The House Committee on Oversight and Government Reform will hold a hearing this morning at 10 am to investigate the recent recall of more than 40 of McNeil Healthcare’s infants’ and children’s medications. See the link on the committee’s website to connect to the live webcast.
Testimony by Joshua Sharfstein, FDA’s principal deputy commissioner, and Colleen Goggins, worldwide chairman of Johnson & Johnson’s Consumer Group, will shed light on “discrepencies” between FDA’s and McNeil’s accounts of the recall noted by the committee during its investigation. The committee invited William C. Weldon, chairman and CEO of Johnson & Johnson, and FDA Commissioner Margaret Hamburg to testify at the hearing, but neither could attend.
On a related, sad note, the Washington Post reported yesterday that the original marketer of Tylenol, Robert L. McNeil Jr., died of a heart ailment last Thursday at age 94. The Post article includes interesting details about his life, including the following:
- In 1938, McNeil was hired by his family’s company, McNeil Laboratories, which was started in 1879 by his grandfather in Philadelphia.
- He proposed to market prescription Tylenol as an aspirin alternative in 1951, and in 1955 the company introduced Tylenol Elixir for Children.
- McNeil and his brother sold the company to Johnson & Johnson in 1959 for $30 million in stock, and Tylenol became available over the counter shortly afterward.
- He was a director of the American Pharmaceutical Manufacturers Association. In 2005, he received the American Institute of Chemists’ Gold Medal Award.
It’s a shame that McNeil’s signature product has had such difficulties recently, which has likely negatively affected the company’s reputation. In addition to correcting the manufacturing issues, Johnson & Johnson is working to repair its image in the public eye. In a May 7 open letter, Weldon said the recalls were “…a disappointment to me, and to the employees of the Johnson & Johnson Family of Companies. You can be confident that we will make whatever changes are needed at McNeil to fully restore the quality of its manufacturing.” He added, “We will work hard to earn back your confidence.”

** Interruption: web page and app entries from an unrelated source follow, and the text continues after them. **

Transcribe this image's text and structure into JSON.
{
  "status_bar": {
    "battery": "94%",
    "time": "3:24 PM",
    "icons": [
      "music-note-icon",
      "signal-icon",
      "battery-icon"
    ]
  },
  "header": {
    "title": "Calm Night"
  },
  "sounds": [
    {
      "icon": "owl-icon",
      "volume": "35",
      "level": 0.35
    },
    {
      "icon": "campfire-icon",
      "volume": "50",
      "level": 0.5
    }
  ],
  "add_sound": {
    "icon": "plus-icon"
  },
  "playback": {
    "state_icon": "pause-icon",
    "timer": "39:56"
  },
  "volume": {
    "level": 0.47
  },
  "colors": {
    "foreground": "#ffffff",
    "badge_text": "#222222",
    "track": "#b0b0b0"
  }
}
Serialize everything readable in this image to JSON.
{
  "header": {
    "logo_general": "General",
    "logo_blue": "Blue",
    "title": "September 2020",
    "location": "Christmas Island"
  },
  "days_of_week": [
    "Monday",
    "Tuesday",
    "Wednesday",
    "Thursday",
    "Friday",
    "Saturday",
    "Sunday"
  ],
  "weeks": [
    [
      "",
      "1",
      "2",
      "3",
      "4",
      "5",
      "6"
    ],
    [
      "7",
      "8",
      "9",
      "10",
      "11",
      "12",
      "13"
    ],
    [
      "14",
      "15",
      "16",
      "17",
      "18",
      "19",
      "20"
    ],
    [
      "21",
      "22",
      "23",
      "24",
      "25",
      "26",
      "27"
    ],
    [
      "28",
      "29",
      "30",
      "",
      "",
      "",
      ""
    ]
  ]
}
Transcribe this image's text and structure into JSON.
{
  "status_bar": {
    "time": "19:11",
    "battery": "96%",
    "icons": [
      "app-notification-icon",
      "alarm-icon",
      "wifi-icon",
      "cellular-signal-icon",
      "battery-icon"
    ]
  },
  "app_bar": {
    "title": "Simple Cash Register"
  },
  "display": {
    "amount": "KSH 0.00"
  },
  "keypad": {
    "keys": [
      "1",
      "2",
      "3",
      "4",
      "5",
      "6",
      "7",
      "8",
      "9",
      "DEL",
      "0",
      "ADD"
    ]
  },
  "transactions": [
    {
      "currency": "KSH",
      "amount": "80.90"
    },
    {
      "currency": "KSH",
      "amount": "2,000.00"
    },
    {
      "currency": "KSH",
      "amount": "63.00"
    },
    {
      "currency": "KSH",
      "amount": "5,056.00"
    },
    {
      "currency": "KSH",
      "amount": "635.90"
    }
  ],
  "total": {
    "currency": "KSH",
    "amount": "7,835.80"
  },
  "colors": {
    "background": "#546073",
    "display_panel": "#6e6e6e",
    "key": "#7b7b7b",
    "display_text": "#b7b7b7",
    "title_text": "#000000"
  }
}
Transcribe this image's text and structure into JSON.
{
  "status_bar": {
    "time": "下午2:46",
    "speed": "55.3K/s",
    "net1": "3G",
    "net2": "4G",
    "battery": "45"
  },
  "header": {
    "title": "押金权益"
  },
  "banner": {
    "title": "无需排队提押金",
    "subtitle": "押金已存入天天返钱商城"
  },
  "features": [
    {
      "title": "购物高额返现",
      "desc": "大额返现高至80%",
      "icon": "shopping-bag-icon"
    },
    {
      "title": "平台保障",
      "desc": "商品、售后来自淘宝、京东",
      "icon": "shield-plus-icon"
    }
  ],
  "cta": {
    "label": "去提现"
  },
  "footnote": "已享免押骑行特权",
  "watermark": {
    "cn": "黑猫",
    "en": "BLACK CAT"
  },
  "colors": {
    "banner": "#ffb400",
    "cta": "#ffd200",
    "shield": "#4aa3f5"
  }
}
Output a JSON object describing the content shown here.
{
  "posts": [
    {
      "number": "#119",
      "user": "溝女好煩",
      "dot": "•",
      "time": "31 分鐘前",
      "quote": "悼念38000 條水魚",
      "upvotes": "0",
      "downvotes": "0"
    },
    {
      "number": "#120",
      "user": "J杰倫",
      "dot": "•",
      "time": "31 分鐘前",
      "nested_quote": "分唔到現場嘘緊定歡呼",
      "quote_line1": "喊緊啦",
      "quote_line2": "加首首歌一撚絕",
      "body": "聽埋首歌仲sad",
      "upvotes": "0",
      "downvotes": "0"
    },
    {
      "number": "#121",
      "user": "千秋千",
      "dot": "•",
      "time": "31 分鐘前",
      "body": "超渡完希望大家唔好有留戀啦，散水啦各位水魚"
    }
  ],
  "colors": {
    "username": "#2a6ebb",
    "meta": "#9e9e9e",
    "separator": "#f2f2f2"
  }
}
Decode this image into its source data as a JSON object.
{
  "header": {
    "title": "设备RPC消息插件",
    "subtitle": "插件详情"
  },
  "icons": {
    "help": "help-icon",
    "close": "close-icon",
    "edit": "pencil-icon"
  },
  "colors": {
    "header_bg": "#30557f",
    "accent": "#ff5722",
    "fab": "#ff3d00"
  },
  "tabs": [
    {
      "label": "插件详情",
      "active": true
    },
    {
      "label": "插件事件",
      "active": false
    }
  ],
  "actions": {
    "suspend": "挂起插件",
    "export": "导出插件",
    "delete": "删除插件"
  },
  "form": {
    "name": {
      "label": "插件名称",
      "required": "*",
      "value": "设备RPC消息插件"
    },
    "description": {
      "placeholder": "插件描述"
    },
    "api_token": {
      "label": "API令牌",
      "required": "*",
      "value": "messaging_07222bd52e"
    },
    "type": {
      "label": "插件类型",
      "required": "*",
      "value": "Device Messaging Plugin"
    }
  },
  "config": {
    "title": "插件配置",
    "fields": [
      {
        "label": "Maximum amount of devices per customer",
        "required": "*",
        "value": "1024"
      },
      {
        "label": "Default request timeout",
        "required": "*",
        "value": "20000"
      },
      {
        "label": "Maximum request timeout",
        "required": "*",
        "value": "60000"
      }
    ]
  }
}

On Tuesday, a post on the company’s blog, JNJ BTW, outlined several steps the company will take to improve drug quality and manufacturing conditions. Three major points of the company statement are 1) that McNeil hired an independent third-party consultant to fix problems at the Fort Washington, PA, facility (where the recalled products were produced), 2) that the company has stepped up employee training and created new procedures for conducting quality investigations, and 3) that the company has made “significant organizational changes” so it can improve the company’s quality and operations leadership. Finally, McNeil stated it is developing a comprehensive plan for quality improvements that it will share with FDA by July 15. This plan includes implementing governance and management controls, providing training and a culture of compliance, conducting a full assessment and improvements, and providing frequent updates to FDA.